You will be taking the PSAT in October. The PSAT is a preliminary test that will prepare you for the SAT Reasoning Test. Junior year PSAT scores may qualify a student for the National Merit Scholarship Competition and the National Achievement and the National Hispanic Scholars Programs. So, even though these scores will not be used for college admission, it is still a good idea to take the PSAT. The more times you take standardized tests, the more familiar you will become with the format and the types of questions asked. If you wish to receive free information from colleges, indicate on the PSAT test answer form that you want to participate in the Student Search. You may purchase your PSAT tickets in the student store this fall.
Log in to My College QuickStart to prepare for the PSAT and SAT, and to help you research colleges and majors.
- Junior year grades are extremely important in the college admission process, because they are a measure of how well you do in advanced, upper-level courses. Grades also are used to determine scholarships and grants for which you may be eligible. So put in the extra effort and keep those grades up!
- Save your best work for your portfolio.
- Maintain your co-curricular record.
- If you will require financial aid, start researching your options for grants, scholarships and work-study programs. Make an appointment with your counselor or start by visiting NACAC's Web Resources for the College-Bound to do research on your own using the Internet.
- Estimate your financial aid for college by using the FAFSA4Caster
- You will receive the results of your PSAT. The PSAT is excellent preparation for the SAT Reasoning Test, which you will take in the spring.
- Register for the March SAT Reasoning Test or the April ACT with Writing if you are enrolled in Pre- Calculus. If not, plan to take the SAT Reasoning Test in May or the ACT with Writing in June. Register by clicking on the links to the right. For step-by-step instructions, read the How to Register for the SAT guide.
- Register for the June SAT Subject Tests. June of your Junior Year is the best time to take the SAT Subject Tests. You should take 3 subject tests in your strongest subjects. For example, if you speak Spanish, you should definitely take the Spanish Subject Test. If you are planning on taking math, take the Math Level 2. Not all SAT Subject Tests are given on every test date. Check the calendar carefully to determine when the Subject Tests you want are offered.
- Prepare for the SAT Reasoning Test or ACT by signing up for a prep course at the library, using the College Board's SAT Preparation Center , or by doing the SAT/ACT practice tests available in the counseling office, bookstores or the library. But don't spend so much time trying to improve standardized test scores that grades and co-curricular involvement suffer.
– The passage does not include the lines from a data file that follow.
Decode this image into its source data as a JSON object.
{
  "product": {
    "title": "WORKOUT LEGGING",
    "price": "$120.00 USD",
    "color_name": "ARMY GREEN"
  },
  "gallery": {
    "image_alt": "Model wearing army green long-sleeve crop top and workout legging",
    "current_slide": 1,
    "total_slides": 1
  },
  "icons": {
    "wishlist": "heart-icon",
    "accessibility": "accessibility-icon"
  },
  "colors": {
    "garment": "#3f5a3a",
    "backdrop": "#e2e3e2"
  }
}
- See the ACT/SAT Concordance Table to see if your SAT or ACT score is higher.
- Begin to make a preliminary list of colleges you would like to investigate further. Surf the Internet and use the college resources in the guidance office or career center.
- Meet with your counselor to discuss your preliminary list of colleges. Discuss whether your initial list of colleges meets your needs and interests (academic program, size, location, cost, etc.) and whether you are considering colleges where you are likely to be admitted. You should be optimistic and realistic when applying to colleges.
- Ask your parents for your Social Security number (required on many college applications). If you were never issued a Social Security number, contact the closest Social Security office as soon as possible to obtain a number or talk with your counselor to discuss this confidentially.
- Request admissions and financial aid information from colleges websites. There is no charge and no obligation to obtain general information about admission and financial aid.
- When selecting your senior courses, colleges expect you to continue to challenge yourself academically.
- Look into summer jobs or apply for special summer academic or enrichment programs. Colleges love to see students using their knowledge and developing their skills and interests.
- Get a jump start on summer activities-consider enrolling in an academic course at a local college, pursuing a summer school program, applying for an internship, working, or volunteering. If you work, save part of your earnings for college.
- Begin visiting colleges. Phone to set up appointments. Interviews are always a good idea. Many colleges will tell you they are optional, but an interview will show interest, enthusiasm and initiative on your part and provide an excellent opportunity to have your questions answered. Do a practice interview with your counselor, teacher, employer, or a senior who has had college interviews. Set up interviews as early as possible-interview times become booked quickly!
- After school ends, get on the road to visit colleges. Seeing the college firsthand, taking a tour and talking to students can be the greatest help in deciding whether or not a school is right for you. Although it is ideal to visit colleges during the academic year, going in the summer will be valuable. Admission offices employ their students to give tours and answer questions from prospective students and their parents.
- Visit colleges, take tours, have interviews and ask questions. Make college visiting a family event. Involve your parents and siblings in every step of your application process. Choosing the right college is a tough decision; the opinions of those who know you best can provide helpful insight into which college is best for you.
- Continue to refine your list of potential colleges and universities.
- Begin preparing for the actual application process:
- Write your personal statement
- If you are an athlete and plan on playing in college, contact the coaches at the schools to which you are applying and ask about intercollegiate and intramural sports programs and athletic scholarships. Complete the NCAA Initial-Eligibility Clearinghouse form if you hope to play Division I or II sports. (This form cannot be mailed until you finish your sixth semester of high school.)